Monday, January 21, 2013

Easy Costumes

Laura the Carrot
Long about ten years ago, Tim made his theatrical debut as the back end of a camel.

I'm not even making that up.

If there was a bright spot in this otherwise inauspicious entry into the world of drama, it was this: The costume was provided.

For many mothers costumes are hmmm, a challenge? No, more like a cross to bear, the near occasion of a panic attic or a bout of swearing, the proverbial straw that broke the camel's back.

And why is this?

Costumes almost always come hand in hand with some other Big Event. A costume and a diorama. A costume and a speech. A costume and a major holiday. You're putting together Thanksgiving dinner solo . . . and now scrounging together something a Pilgrim might have worn, maybe.

Insert primal groan reminiscent of Lurch the Butler.

A long, long time ago, I produced a few really cool costumes. I had a sewing machine, not a fancy one, but a steady Eddie kind of machine that offered a wide variety of decorative stitches.  For All Saints one year, Tim was decked out as Pope John Paul II, and his costume flat rocked.

He was an only child at the time.

We then entered a dry season. My old, rugged machine went belly up, and I had three more children. When Tim played Prospero in The Tempest, I might have stapled his cape together.

Last year Santa brought me an updated version of my old machine, and the little people progressed from babies/toddlers to little people. Once again, we are fashioning costumes.

For those challenged in the craft department, for those kindred spirits who get a note home from school, and the note just happens to mention the dreaded word Costume, and maybe your stomach begins to churn, well, sister, just relax. Let me share a cheap and easy way out.

1. Scrounge up a paint stick.

2. Buy craft foam at Walmart, Michael's, Hobby Lobby, Joanne's etc..

3. Google the animal, character, etc. and click Image to get a vision of what you might like.

4. Cut and glue the craft foam pieces together.

5. Fasten the mask to the stick with packing tape.

These masks on a stick are especially helpful for little kids who a) might not like the elastic on a real mask or b) are expected to sing while in costume.

As for the rest of the costume, estimate the child's height (shoulder to ankle) and buy double the fabric. Fold it in half long ways. Cut a hole for the head. Scrounge a belt or rope to cinch the waist.


P.S. Above all, do not even think about checking Pinterest. Your child wont; why should you?

1 comment:

Kris said...

I love this!

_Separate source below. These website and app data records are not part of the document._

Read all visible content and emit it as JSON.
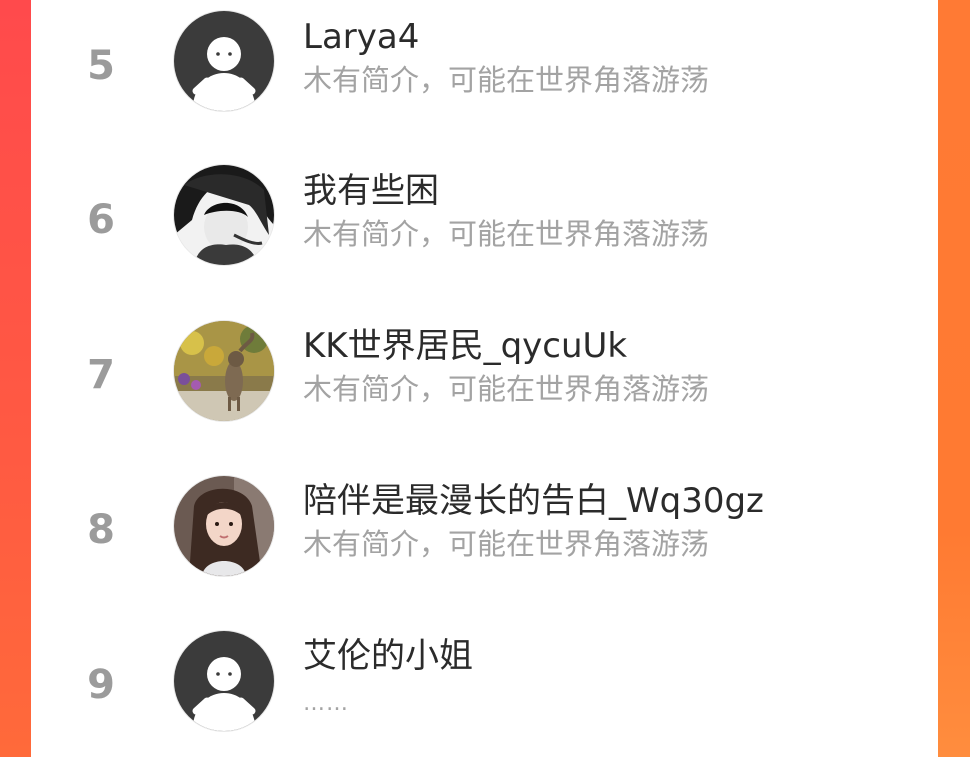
{
  "users": [
    {
      "rank": "5",
      "name": "Larya4",
      "bio": "木有简介，可能在世界角落游荡",
      "avatar": "default-avatar-icon"
    },
    {
      "rank": "6",
      "name": "我有些困",
      "bio": "木有简介，可能在世界角落游荡",
      "avatar": "user-photo-avatar"
    },
    {
      "rank": "7",
      "name": "KK世界居民_qycuUk",
      "bio": "木有简介，可能在世界角落游荡",
      "avatar": "user-photo-avatar"
    },
    {
      "rank": "8",
      "name": "陪伴是最漫长的告白_Wq30gz",
      "bio": "木有简介，可能在世界角落游荡",
      "avatar": "user-photo-avatar"
    },
    {
      "rank": "9",
      "name": "艾伦的小姐",
      "bio": "……",
      "avatar": "default-avatar-icon"
    }
  ],
  "colors": {
    "background_accent": "#ff5a44",
    "card": "#ffffff",
    "rank": "#9b9b9b",
    "name": "#2b2b2b",
    "bio": "#a3a3a3"
  }
}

I am one of those you mentioned who break into a cold sweat at the mention of "costume". And I don't own a sewing machine. Halloween is my most hated holiday and don't even ask me about an All Saints party.